Background: Cancer detection rates with biliary brush sampling remain disappointingly low. A low cellular yield is often the limiting factor in making a diagnosis of malignancy. The new Cytolong brush (Cook Endoscopy, Winston-Salem, NC) is 3 mm in diameter, 5 cm long, with stiffer bristles oriented at 45° on a 7F sheath. We hypothesized that this new brush might improve cancer detection rates by increasing cellular yield. Methods: Patients found to have a biliary stricture suspicious for neoplasia on ERCP were randomized to undergo brush sampling for cytology with a standard Geenen brush (GB; Cook Endoscopy, Winston-Salem, NC) [3 mm in diameter, 1.5 cm long, bristles oriented at 90° on a 6F sheath] or the Cytolong brush (CB). Repeat sampling was then performed with the other brush. Stricture dilation was not performed prior to brushing. Specimen results were considered normal, atypical (considered benign), highly atypical (suspicious for cancer), or malignant. All specimens were assigned a cellularity score (0 to 3, insufficient to excellent). Final diagnosis was based on cytologic results plus surgery, EUS, autopsy, or clinical follow-up. Results: From November 2001 to July 2003, 102 patients had specimens obtained from 94 malignancies (47% pancreatic cancer). The cancer detection rate was 25 of 94 (27%) using CB and 28 of 94 (30%) with GB (p = NS). No patient had positive cytology results with CB and negative cytology results with GB. The yield of the two brushes combined was 28 of 94 (30%). Cancer detection rates of 28% (18 of 64) and 31% (20 of 64) were found for CB and GB, respectively, in distal biliary strictures, and 23% (7 of 30) and 27% (8 of 30) in proximal strictures (p = NS). Insufficient or limited cellularity was seen less frequently with CB (11 of 98) than with GB (17 of 98), and the mean cellular yield was greater with CB than GB (2.6 vs 2.4, p = 0.006). Summary: Despite improved cellularity, cancer detection rates were not improved by using the larger Cytolong brush in this study. There was no statistical difference between the brushes in both proximal and distal biliary strictures. Conclusions: The yield of biliary brush cytology at ERCP remains low. Increasing brush size and bristle stiffness does not increase detection rates. Newer devices and processing techniques are required to allow detection rates to approach those attained in other GI tract malignancies.

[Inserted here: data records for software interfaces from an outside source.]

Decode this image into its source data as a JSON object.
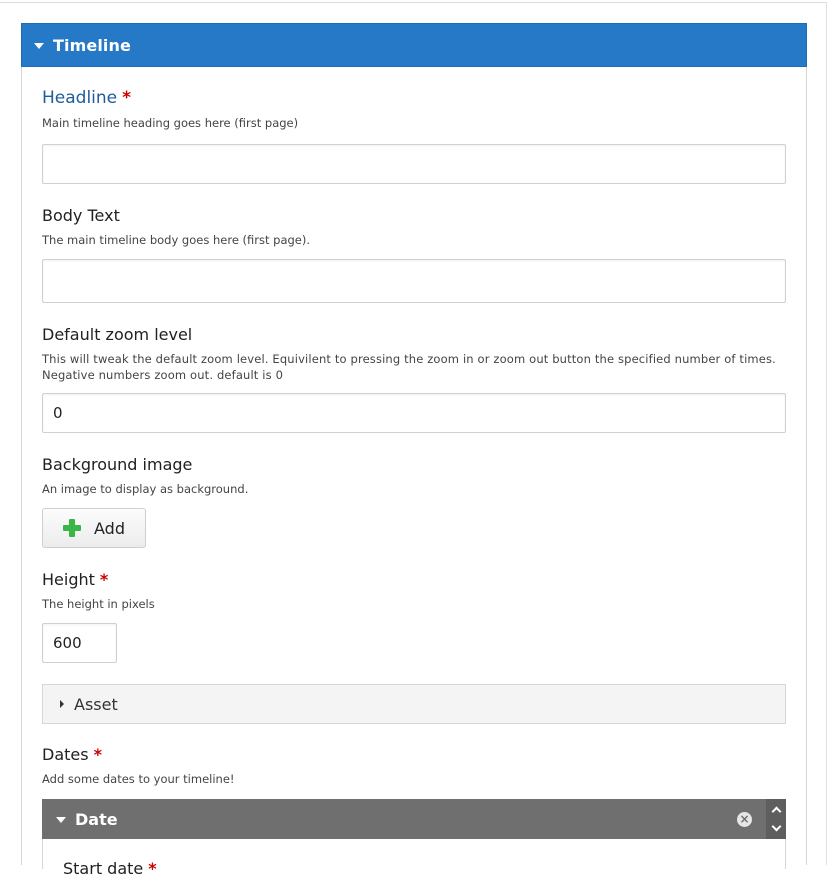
{
  "group": {
    "title": "Timeline"
  },
  "fields": {
    "headline": {
      "label": "Headline",
      "required": "*",
      "description": "Main timeline heading goes here (first page)",
      "value": ""
    },
    "body_text": {
      "label": "Body Text",
      "description": "The main timeline body goes here (first page).",
      "value": ""
    },
    "default_zoom": {
      "label": "Default zoom level",
      "description": "This will tweak the default zoom level. Equivilent to pressing the zoom in or zoom out button the specified number of times. Negative numbers zoom out. default is 0",
      "value": "0"
    },
    "background_image": {
      "label": "Background image",
      "description": "An image to display as background.",
      "button_label": "Add"
    },
    "height": {
      "label": "Height",
      "required": "*",
      "description": "The height in pixels",
      "value": "600"
    },
    "asset": {
      "label": "Asset"
    },
    "dates": {
      "label": "Dates",
      "required": "*",
      "description": "Add some dates to your timeline!",
      "item_title": "Date",
      "item_close": "×",
      "first_field_label": "Start date",
      "first_field_required": "*"
    }
  }
}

ASJC Scopus subject areas
- Radiology Nuclear Medicine and imaging